Andy Warhol is an identifiable painter from the 1950s. This New York artist challenged the mores of the day and examined the everyday items that people take for granted. Warhol took advantage of the wave of new expression sweeping Britain and the United States to take subjects -- including Marilyn Monroe, Elvis and a soup tin -- and isolate them in a simple design. This removed the subject from the world and allowed their uniqueness to shine through.
Emulate the techniques and ethos of Andy Warhol by choosing images that have an impact on today's constant news and information coverage. The icon should be glossy and famous or a well-known product that is advertised as a "must-have" item.
Use silk-screen, paint on paper or another method to bring the image down to its basic components and parts. If you choose a woman, those parts could include her lips, eyes, eye shadow and hair. Rebuild the image with separate areas of color. This composite method of painting will give the most realistic recreation of Warhol's famous works.
Reproduce the objects multiple times with different colors each time. The cut-out shapes must me exactly the same, but each should feature a different color. This will make the parts of the image stand out and seem more important than the person or object they signify.
Purchase a household item and paint or draw it to focus on the simplest lines.
Continue to experiment with different images, objects and people until you find the one best suited for an Andy Warhol-esque painting. Research the copyright rules of images and photos from the news or popular society. Become familiar with Creative Commons rules or purchase an image if necessary.

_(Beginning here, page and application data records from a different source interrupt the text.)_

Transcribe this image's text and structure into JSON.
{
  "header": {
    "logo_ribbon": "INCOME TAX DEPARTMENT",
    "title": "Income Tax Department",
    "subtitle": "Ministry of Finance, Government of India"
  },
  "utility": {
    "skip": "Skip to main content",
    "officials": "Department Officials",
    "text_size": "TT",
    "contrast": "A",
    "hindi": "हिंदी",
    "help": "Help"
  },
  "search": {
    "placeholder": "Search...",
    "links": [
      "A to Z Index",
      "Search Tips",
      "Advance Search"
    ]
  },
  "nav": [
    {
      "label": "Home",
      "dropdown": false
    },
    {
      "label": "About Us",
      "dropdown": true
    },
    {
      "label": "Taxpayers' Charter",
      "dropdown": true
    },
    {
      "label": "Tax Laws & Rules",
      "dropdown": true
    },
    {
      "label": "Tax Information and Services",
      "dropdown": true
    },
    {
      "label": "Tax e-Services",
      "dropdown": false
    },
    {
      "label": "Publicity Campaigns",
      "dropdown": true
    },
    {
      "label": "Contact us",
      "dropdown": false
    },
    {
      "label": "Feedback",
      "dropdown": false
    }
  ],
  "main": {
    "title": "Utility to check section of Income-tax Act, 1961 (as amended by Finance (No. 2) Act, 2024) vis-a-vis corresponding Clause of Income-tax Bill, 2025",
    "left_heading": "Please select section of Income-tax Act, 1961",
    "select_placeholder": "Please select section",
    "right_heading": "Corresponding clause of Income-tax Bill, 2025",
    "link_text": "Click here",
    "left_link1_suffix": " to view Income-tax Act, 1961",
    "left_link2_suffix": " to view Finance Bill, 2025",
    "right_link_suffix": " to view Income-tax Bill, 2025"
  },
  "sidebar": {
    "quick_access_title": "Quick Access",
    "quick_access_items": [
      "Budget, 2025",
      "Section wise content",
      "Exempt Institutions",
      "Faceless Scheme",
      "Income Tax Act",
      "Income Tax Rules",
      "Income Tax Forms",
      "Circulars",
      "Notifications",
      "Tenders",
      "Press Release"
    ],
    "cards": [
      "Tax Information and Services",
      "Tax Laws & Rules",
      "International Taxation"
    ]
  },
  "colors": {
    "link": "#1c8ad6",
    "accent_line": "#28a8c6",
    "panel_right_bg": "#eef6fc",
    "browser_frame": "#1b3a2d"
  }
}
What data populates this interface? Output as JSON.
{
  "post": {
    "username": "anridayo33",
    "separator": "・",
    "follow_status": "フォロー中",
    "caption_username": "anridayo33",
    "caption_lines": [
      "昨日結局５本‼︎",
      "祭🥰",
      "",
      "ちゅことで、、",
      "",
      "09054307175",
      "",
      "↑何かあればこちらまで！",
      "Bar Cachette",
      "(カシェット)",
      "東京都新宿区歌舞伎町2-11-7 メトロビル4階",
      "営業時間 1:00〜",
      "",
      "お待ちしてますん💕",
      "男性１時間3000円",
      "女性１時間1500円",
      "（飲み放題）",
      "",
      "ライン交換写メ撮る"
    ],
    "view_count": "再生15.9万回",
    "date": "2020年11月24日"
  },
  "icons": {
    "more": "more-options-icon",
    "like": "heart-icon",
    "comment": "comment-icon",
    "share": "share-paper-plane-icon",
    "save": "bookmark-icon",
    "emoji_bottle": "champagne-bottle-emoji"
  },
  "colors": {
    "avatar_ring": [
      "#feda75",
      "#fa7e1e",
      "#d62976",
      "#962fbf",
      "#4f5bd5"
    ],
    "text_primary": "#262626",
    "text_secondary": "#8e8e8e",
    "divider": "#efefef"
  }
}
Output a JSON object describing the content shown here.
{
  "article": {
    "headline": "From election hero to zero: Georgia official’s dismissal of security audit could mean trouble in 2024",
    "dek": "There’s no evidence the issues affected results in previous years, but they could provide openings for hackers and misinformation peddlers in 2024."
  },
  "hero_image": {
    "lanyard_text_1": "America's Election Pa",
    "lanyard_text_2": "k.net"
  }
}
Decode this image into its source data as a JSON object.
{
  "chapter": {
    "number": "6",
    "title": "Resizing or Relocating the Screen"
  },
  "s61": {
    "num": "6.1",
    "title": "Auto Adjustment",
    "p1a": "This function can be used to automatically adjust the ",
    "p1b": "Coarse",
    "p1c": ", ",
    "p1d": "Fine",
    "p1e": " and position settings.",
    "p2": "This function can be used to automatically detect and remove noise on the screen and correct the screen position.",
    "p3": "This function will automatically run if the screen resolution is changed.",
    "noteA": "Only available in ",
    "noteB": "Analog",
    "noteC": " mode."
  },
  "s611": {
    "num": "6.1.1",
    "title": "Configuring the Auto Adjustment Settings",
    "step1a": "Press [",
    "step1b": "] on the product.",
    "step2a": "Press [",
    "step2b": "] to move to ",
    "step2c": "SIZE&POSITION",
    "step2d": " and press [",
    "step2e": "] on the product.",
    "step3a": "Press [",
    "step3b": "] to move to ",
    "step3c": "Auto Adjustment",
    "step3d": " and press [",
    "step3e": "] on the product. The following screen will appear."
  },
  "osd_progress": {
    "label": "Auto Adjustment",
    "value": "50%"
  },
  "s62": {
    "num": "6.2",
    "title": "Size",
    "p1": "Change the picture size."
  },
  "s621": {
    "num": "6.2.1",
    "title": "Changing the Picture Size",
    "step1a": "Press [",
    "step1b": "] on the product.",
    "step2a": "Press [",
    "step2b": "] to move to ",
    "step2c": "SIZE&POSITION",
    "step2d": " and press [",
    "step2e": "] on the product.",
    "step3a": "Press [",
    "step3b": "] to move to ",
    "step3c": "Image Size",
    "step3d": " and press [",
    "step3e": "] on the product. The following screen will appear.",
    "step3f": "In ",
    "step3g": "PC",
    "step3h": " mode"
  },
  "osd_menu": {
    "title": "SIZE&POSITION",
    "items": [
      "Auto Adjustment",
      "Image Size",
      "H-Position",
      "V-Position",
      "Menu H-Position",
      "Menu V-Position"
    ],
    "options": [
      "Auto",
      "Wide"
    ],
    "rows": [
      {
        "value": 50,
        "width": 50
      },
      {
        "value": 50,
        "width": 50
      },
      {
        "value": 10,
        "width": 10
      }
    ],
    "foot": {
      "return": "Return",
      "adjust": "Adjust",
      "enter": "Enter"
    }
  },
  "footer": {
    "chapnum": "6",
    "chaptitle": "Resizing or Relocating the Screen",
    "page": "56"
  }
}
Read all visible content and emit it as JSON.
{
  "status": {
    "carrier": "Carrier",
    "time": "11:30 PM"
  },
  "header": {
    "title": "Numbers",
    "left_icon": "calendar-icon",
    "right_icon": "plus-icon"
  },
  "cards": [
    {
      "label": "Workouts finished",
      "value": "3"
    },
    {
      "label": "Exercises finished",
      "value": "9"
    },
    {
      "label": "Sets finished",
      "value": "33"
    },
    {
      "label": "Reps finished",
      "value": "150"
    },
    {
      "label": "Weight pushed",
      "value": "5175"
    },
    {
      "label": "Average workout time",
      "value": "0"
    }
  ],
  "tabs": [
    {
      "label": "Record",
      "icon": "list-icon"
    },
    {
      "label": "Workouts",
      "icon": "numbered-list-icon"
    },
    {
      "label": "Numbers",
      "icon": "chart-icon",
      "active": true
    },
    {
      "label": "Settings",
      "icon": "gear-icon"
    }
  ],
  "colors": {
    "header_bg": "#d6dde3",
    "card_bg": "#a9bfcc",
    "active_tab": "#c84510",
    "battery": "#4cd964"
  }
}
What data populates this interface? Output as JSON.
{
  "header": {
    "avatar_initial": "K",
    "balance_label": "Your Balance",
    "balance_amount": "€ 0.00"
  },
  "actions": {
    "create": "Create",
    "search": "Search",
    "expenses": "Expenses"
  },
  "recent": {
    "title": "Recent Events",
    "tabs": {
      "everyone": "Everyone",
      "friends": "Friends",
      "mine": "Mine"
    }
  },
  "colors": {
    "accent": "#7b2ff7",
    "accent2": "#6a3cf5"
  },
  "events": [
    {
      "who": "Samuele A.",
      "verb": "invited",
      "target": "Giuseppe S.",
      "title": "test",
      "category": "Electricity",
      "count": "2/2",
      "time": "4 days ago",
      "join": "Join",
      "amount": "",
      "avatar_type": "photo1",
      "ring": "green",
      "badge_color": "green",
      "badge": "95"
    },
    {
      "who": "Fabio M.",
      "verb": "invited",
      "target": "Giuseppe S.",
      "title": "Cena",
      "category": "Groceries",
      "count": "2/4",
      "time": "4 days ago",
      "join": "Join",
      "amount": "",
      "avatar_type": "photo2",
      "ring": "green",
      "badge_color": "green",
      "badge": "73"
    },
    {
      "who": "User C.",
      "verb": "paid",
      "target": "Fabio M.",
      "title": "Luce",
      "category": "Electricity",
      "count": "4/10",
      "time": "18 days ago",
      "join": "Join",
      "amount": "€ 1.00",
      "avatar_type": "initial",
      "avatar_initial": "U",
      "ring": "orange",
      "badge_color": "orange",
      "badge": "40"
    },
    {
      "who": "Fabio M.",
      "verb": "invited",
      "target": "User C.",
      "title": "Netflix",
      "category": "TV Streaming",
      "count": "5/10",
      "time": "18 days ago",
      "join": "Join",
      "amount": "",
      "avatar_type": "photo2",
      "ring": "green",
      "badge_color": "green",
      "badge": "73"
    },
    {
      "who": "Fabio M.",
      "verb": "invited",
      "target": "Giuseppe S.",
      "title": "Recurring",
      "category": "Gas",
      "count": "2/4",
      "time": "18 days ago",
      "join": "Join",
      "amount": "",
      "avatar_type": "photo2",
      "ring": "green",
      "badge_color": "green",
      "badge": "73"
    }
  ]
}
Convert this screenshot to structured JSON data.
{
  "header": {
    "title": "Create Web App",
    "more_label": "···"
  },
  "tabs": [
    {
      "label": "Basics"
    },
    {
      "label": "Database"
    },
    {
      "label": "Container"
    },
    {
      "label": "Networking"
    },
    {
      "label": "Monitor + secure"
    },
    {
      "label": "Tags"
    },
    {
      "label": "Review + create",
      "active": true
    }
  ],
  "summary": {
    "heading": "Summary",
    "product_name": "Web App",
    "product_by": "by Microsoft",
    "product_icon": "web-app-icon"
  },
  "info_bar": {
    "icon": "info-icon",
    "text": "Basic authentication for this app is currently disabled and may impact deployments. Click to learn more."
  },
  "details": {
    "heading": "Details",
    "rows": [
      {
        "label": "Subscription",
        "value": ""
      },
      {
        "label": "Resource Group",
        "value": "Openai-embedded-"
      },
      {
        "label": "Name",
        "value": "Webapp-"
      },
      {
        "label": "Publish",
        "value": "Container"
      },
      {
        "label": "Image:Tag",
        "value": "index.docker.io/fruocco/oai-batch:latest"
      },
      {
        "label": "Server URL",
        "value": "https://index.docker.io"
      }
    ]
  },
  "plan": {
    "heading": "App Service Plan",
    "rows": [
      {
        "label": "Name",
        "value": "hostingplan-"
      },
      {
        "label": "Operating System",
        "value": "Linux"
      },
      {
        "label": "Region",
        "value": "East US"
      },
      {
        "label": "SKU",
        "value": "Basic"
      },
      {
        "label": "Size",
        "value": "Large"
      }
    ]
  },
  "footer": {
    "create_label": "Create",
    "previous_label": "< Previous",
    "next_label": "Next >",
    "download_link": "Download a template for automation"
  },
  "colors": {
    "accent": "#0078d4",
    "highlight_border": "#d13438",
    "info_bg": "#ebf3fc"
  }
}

Study the "Gold Marilyn Monroe" to learn about the distancing and isolating effect of a screen-printed face.
Paint in a well-ventilated area.